*** Source information ***

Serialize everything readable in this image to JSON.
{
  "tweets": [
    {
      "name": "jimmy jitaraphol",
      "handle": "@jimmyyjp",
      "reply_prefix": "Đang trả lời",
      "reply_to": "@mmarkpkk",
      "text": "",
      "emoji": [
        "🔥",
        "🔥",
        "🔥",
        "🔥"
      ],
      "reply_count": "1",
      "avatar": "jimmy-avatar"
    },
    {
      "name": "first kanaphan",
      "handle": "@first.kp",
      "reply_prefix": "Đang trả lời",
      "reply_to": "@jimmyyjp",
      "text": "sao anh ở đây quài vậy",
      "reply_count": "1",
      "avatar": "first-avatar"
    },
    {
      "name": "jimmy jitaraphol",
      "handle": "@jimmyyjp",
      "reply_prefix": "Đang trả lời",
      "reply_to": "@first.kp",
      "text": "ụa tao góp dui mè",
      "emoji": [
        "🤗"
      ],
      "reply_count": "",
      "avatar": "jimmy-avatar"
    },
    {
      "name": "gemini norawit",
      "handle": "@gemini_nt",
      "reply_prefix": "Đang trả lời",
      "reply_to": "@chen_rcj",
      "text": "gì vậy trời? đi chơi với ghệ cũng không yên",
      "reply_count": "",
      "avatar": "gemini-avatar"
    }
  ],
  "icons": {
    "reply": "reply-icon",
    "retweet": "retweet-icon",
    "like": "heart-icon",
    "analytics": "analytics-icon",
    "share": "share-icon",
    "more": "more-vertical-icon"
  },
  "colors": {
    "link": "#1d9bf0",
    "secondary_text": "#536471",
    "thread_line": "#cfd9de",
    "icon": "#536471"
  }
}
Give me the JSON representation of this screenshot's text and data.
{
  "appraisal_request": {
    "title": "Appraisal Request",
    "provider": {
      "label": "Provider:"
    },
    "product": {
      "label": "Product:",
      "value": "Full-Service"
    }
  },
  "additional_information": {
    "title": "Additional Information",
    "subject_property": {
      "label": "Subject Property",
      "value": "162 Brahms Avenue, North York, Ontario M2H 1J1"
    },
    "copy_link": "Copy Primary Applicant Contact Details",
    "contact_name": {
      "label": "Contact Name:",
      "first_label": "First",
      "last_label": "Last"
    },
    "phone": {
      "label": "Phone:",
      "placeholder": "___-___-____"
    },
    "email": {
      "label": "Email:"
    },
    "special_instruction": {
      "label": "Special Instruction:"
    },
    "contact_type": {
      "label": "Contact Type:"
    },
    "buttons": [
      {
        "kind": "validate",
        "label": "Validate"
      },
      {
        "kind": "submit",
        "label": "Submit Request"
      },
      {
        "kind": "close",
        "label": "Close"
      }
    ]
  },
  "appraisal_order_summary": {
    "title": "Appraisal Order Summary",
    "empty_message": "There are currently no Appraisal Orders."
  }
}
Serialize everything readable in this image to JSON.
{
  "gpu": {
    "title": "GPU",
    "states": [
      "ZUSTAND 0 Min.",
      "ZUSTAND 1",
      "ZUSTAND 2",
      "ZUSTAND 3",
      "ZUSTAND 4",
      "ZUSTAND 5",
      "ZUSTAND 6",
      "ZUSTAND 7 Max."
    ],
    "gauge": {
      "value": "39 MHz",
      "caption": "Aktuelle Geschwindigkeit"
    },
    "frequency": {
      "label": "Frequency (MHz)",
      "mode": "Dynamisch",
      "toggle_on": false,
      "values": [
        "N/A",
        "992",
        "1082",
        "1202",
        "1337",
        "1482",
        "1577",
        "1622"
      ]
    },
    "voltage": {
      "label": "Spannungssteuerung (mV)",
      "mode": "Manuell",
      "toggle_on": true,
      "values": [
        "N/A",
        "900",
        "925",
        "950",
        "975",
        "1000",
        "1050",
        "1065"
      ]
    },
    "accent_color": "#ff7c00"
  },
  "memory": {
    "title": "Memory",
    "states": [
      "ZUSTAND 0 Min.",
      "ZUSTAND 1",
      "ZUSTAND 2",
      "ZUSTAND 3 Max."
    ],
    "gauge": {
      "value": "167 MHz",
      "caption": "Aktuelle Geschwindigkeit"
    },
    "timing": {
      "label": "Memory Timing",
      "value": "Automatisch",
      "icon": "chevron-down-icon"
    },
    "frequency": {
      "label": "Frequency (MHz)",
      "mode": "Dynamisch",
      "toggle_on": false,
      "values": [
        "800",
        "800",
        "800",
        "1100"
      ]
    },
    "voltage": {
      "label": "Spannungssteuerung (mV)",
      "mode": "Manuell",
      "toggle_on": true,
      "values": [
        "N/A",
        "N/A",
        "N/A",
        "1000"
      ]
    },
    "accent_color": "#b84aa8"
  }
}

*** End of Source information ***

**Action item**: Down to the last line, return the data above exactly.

**Answer below**:
Serialize everything readable in this image to JSON.
{
  "tweets": [
    {
      "name": "jimmy jitaraphol",
      "handle": "@jimmyyjp",
      "reply_prefix": "Đang trả lời",
      "reply_to": "@mmarkpkk",
      "text": "",
      "emoji": [
        "🔥",
        "🔥",
        "🔥",
        "🔥"
      ],
      "reply_count": "1",
      "avatar": "jimmy-avatar"
    },
    {
      "name": "first kanaphan",
      "handle": "@first.kp",
      "reply_prefix": "Đang trả lời",
      "reply_to": "@jimmyyjp",
      "text": "sao anh ở đây quài vậy",
      "reply_count": "1",
      "avatar": "first-avatar"
    },
    {
      "name": "jimmy jitaraphol",
      "handle": "@jimmyyjp",
      "reply_prefix": "Đang trả lời",
      "reply_to": "@first.kp",
      "text": "ụa tao góp dui mè",
      "emoji": [
        "🤗"
      ],
      "reply_count": "",
      "avatar": "jimmy-avatar"
    },
    {
      "name": "gemini norawit",
      "handle": "@gemini_nt",
      "reply_prefix": "Đang trả lời",
      "reply_to": "@chen_rcj",
      "text": "gì vậy trời? đi chơi với ghệ cũng không yên",
      "reply_count": "",
      "avatar": "gemini-avatar"
    }
  ],
  "icons": {
    "reply": "reply-icon",
    "retweet": "retweet-icon",
    "like": "heart-icon",
    "analytics": "analytics-icon",
    "share": "share-icon",
    "more": "more-vertical-icon"
  },
  "colors": {
    "link": "#1d9bf0",
    "secondary_text": "#536471",
    "thread_line": "#cfd9de",
    "icon": "#536471"
  }
}
Give me the JSON representation of this screenshot's text and data.
{
  "appraisal_request": {
    "title": "Appraisal Request",
    "provider": {
      "label": "Provider:"
    },
    "product": {
      "label": "Product:",
      "value": "Full-Service"
    }
  },
  "additional_information": {
    "title": "Additional Information",
    "subject_property": {
      "label": "Subject Property",
      "value": "162 Brahms Avenue, North York, Ontario M2H 1J1"
    },
    "copy_link": "Copy Primary Applicant Contact Details",
    "contact_name": {
      "label": "Contact Name:",
      "first_label": "First",
      "last_label": "Last"
    },
    "phone": {
      "label": "Phone:",
      "placeholder": "___-___-____"
    },
    "email": {
      "label": "Email:"
    },
    "special_instruction": {
      "label": "Special Instruction:"
    },
    "contact_type": {
      "label": "Contact Type:"
    },
    "buttons": [
      {
        "kind": "validate",
        "label": "Validate"
      },
      {
        "kind": "submit",
        "label": "Submit Request"
      },
      {
        "kind": "close",
        "label": "Close"
      }
    ]
  },
  "appraisal_order_summary": {
    "title": "Appraisal Order Summary",
    "empty_message": "There are currently no Appraisal Orders."
  }
}
Serialize everything readable in this image to JSON.
{
  "gpu": {
    "title": "GPU",
    "states": [
      "ZUSTAND 0 Min.",
      "ZUSTAND 1",
      "ZUSTAND 2",
      "ZUSTAND 3",
      "ZUSTAND 4",
      "ZUSTAND 5",
      "ZUSTAND 6",
      "ZUSTAND 7 Max."
    ],
    "gauge": {
      "value": "39 MHz",
      "caption": "Aktuelle Geschwindigkeit"
    },
    "frequency": {
      "label": "Frequency (MHz)",
      "mode": "Dynamisch",
      "toggle_on": false,
      "values": [
        "N/A",
        "992",
        "1082",
        "1202",
        "1337",
        "1482",
        "1577",
        "1622"
      ]
    },
    "voltage": {
      "label": "Spannungssteuerung (mV)",
      "mode": "Manuell",
      "toggle_on": true,
      "values": [
        "N/A",
        "900",
        "925",
        "950",
        "975",
        "1000",
        "1050",
        "1065"
      ]
    },
    "accent_color": "#ff7c00"
  },
  "memory": {
    "title": "Memory",
    "states": [
      "ZUSTAND 0 Min.",
      "ZUSTAND 1",
      "ZUSTAND 2",
      "ZUSTAND 3 Max."
    ],
    "gauge": {
      "value": "167 MHz",
      "caption": "Aktuelle Geschwindigkeit"
    },
    "timing": {
      "label": "Memory Timing",
      "value": "Automatisch",
      "icon": "chevron-down-icon"
    },
    "frequency": {
      "label": "Frequency (MHz)",
      "mode": "Dynamisch",
      "toggle_on": false,
      "values": [
        "800",
        "800",
        "800",
        "1100"
      ]
    },
    "voltage": {
      "label": "Spannungssteuerung (mV)",
      "mode": "Manuell",
      "toggle_on": true,
      "values": [
        "N/A",
        "N/A",
        "N/A",
        "1000"
      ]
    },
    "accent_color": "#b84aa8"
  }
}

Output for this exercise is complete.